A couple of weeks after a Boston Globe editorial called on the college to release the information requested, a joint op-ed from Ed Moloney and Anthony McIntyre appeared in the same paper. Accompanying it was a separate article from columnist Kevin Cullen arguing the same lines. Although neither addressed the points made in the editorial, nor those made elsewhere. Kevin Cullen was less strident, and more open about his sources, in a subsequent Irish Times article.
But perhaps the most bizarre intervention came from Niall O’Dowd, who clearly had the tinfoil wrapped a little too tightly at the time – claiming, as he did, that the 2010 publication of Voices from the Grave represented a breach of the confidentiality agreement between researchers and interviewees. That’s despite the fact that, as the title suggests, the two interviewees concerned had died prior to publication – as required by that confidentiality agreement.

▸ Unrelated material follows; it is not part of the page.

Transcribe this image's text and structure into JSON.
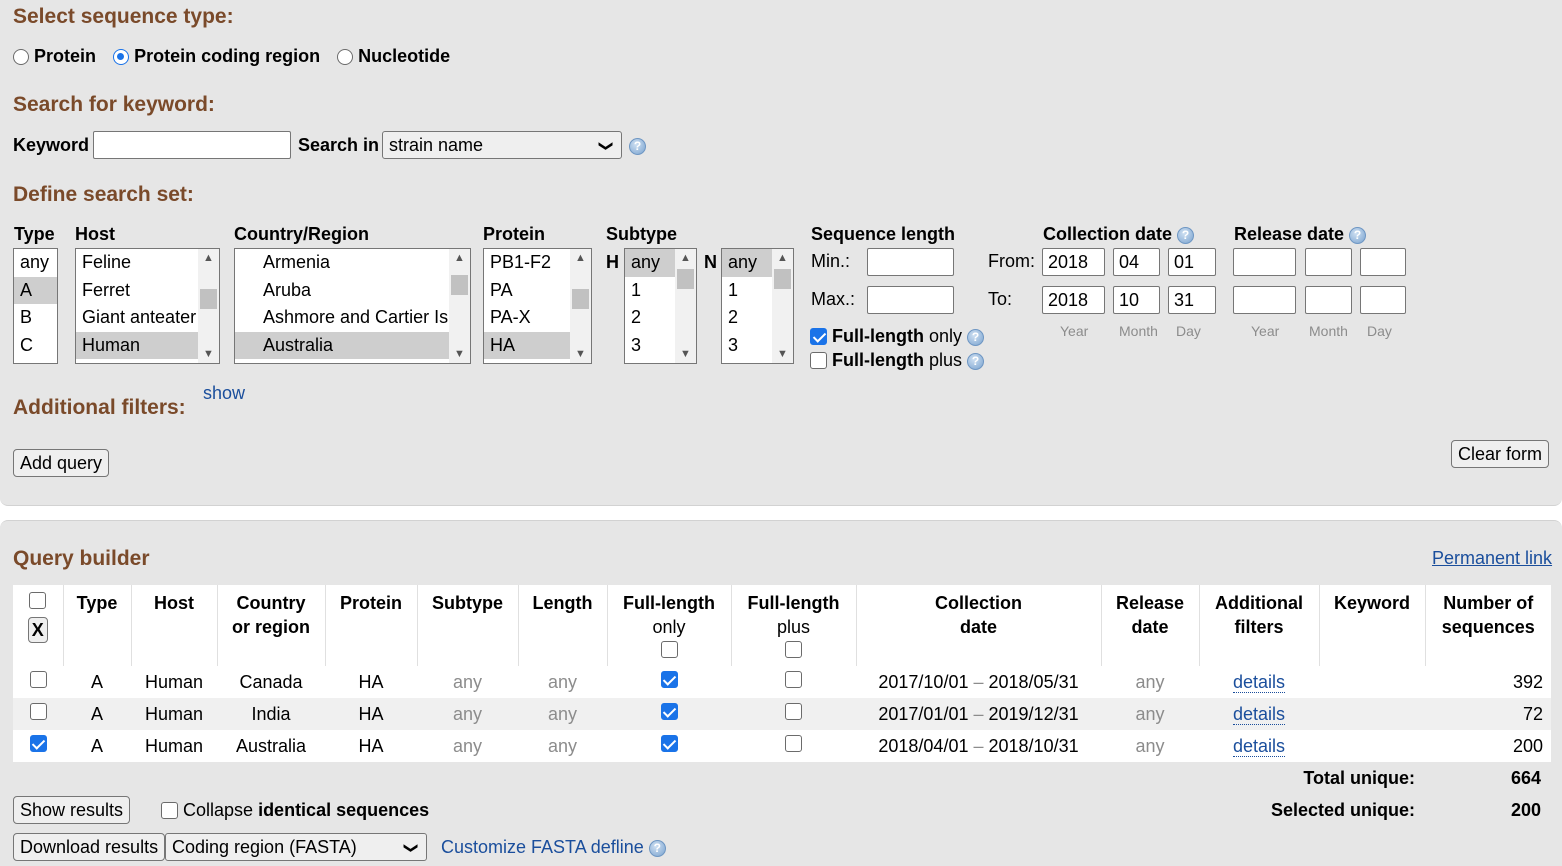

O’Dowd’s website, Irish Central, has offered Anthony McIntyre a right of reply. And he’s taken it with gusto.
The preposterous suggestion that Boston College carried out a witch hunt against the Sinn Fein leader Gerry Adams is a figment of Niall O’Dowd’s imagination every bit as much as never having been a member of the IRA is a figment of Mr. Adams’ own imagination. Was the late Kader Asmal, via memoirs published after his death, also involved in a witch hunt against Mr Adams? What possible interest would Boston College have in making life difficult for Gerry Adams? It more than any other US university has worked diligently and assiduously in its promotion of the peace process of which Adams was one of the prime architects.
Niall O’Dowd may well seek to smear the people assigned by Boston College to conduct its research project, and by extension the college, but in doing so he has failed lamentably to make a convincing case that the Boston College research project worked towards a predetermined outcome. What he has achieved is a demonstration of his own proclivity for discriminating against journalists and researchers who have had the temerity to probe beyond the politically expedient narrative of the peace process.
Whatever Niall O’Dowd’s motives in attacking the oral history project of Boston College the defense of academic integrity does not figure amongst them. He is merely behaving as an echo chamber for Sinn Fein exasperation that its version of history is not the sole thread in the historical tapestry. But in a milieu of intellectual pluralism he should expect no less.
In his Periscope broadside he accused Boston College of having hired anti-Adams researchers. He fails to make the point that both myself and Ed Moloney are considered well outside the confines of Boston College as competent analysts. We brought a measure of certifiable journalistic and academic acumen to the task at hand. Perhaps had we lacked qualifications, were members of Sinn Fein and interviewed people who would testify to Gerry Adams history of non involvement in the IRA, we might have satisfied his rigorous criteria as to what constitutes a non biased research team.
What none of the main protagonists have done so far, prefering instead to question the motives behind the subpoenas, is address points raised some time ago.
John A. Neuenschwander, an emeritus professor of history at Carthage College in Wisconsin and author of “A Guide to Oral History and the Law,’’ said institutions and researchers have an obligation to defend confidentiality agreements, but they also should warn subjects that they may not override a subpoena.
“You need to alert people that you seal the interview for, that you may not be able to prevent it from being picked up by a subpoena and going to court,’’ Neuenschwander said.
Neither have they addressed the points made by the US Department of Justice.
As for the timing of the subpoenas for the college’s archival material, the March 2010 publication of Voices from the Grave and the later publication of an interview with Dolours Price, noted via Mick by Liam Clarke, would seem to be sufficient explanation – those were the first details to emerge in public of the specific information the archive actually contained.